Victoria Martens was not known to have been a victim of previous violent abuse. But officials acknowledged Friday that the man accused of injecting her with methamphetamine before raping her was not being monitored by probation officers or tested for drugs as mandated by a judge last year.
In that case, 31-year-old Fabian Gonzales was arrested for beating another woman in a car with a baby inside it while the woman was driving and ended up pleading no contest to two misdemeanor crimes that kept him out of jail. Corrections department officials said Friday they never got the judge's order for him to be supervised by probation officers.
Victoria's death follows a 40-year prison sentence handed down in May for an Albuquerque woman for the 2013 kicking death of her 9-year-old son. That case prompted an overhaul of the New Mexico state agency that investigates child abuse.
That same month, an 11-year Navajo girl was taken to a desolate area by a stranger who sexually assaulted her, bludgeoned her and left her to die.
"We have a litany of little angels who are crying at us from the grave," said Allen Sanchez, executive director of the New Mexico Conference of Catholic Bishops.
New Mexico Children, Youth and Families Secretary Monique Jacobson said Friday that state records showed no prior cases involving violence or sexual abuse against Victoria. The agency has joined police in the investigation into the death.
Jacobson said she was prohibited by law from disclosing whether the agency had received any other complaints related to Victoria, described by neighbors from her blue-collar apartment complex as a seemingly happy and sociable girl who loved to swim and dance.
The others charged in Victoria's death are her mother, Michelle Martens, and Gonzales' cousin Jessica Kelley. While Martens has no online record of an arrest in New Mexico, she told police Kelley had been released from jail just days before Victoria's death.
The three face charges of child abuse resulting in death, kidnapping and tampering with evidence. Gonzales and Kelley are also charged of criminal sexual penetration of a minor.
There were conflicting reports from state officials Friday over communication of probation requirements imposed on Gonzales between court administrators and the New Mexico Department of Corrections.
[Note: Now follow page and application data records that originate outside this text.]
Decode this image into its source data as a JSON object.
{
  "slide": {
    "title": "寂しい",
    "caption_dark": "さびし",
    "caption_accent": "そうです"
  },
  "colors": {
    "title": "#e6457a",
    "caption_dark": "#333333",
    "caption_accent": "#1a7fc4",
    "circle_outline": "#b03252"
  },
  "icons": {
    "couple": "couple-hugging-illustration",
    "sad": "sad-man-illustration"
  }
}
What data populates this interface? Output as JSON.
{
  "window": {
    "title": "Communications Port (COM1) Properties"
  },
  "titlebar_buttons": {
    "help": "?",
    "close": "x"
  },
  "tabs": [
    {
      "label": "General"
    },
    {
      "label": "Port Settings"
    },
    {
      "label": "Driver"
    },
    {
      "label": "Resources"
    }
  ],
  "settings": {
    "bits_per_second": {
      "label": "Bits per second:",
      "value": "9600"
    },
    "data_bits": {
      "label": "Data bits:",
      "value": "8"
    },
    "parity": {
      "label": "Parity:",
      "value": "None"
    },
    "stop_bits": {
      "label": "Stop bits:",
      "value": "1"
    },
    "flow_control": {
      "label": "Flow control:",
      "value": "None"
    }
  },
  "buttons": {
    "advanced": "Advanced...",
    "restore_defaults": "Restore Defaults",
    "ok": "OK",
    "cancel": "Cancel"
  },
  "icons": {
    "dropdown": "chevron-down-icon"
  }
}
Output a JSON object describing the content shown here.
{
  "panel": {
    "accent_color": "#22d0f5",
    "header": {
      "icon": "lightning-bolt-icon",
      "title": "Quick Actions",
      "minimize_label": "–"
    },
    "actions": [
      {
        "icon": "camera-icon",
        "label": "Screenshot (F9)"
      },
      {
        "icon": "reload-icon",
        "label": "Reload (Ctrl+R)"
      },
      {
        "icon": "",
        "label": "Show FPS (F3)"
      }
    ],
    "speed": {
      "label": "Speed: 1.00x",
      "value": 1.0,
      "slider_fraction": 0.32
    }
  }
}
Deputy Corrections Secretary Alex Sanchez said her agency never received a judgment and sentence order mandating supervised probation for Gonzales. It was meant to ensure he committed no crimes and threatened jail time as punishment for violations like illegal drug use.
Second Judicial District Court spokesman Tim Korte said records show the documents were forwarded to the corrections department in February 2015.
Martens worked at a local grocery store, said neighbors who knew little else about her, and told detectives she met Gonzales online about a month before her daughter's death.
Victoria's grieving grandparents and other relatives said they were thankful to first-responders, investigating authorities and community members who offered prayers, said minister and family spokeswoman Laura Bobbs.
"Children have few rights and no one to speak for them," Bobbs said. "Today, I speak for the children and the voice of Victoria. Parents, communities and governments need to put our children first because they are our future."
Other high-profile New Mexico child killing cases include a woman sentenced last year to 21 years in prison for smothering her infant daughter to avoid hearing her cry and a man sentenced to 63 years for raping and killing his baby daughter.
Those stories made national headlines, but Victoria's slaying is drawing deeper condemnation.
New Mexico Gov. Susana Martinez said it was more troubling than all crimes she handled during a 25-year career as a state prosecutor before her election to the state's top post in 2010.
"I personally took on some of the most brutal, violent, gut-wrenching cases our state has ever seen. This has to be the worst," she said in a statement Friday.
Sanchez suggested deaths like Victoria's could be prevented if state child welfare case workers made more home visits and New Mexico implemented a statewide pre-kindergarten program. Research shows both help reduce to reduce child abuse and poverty, he said.
"We should get on this now," Sanchez said. "It's going to take a whole generation before we see real change."
This story corrects that Sanchez is executive director of the New Mexico Conference of Catholic Bishops, not the CEO of New Mexico Voices for Children.
Follow Russell Contreras on Twitter at www.twitter.com/russcontreras and Susan Montoya Bryan at www.twitter.com/susanmbryanNM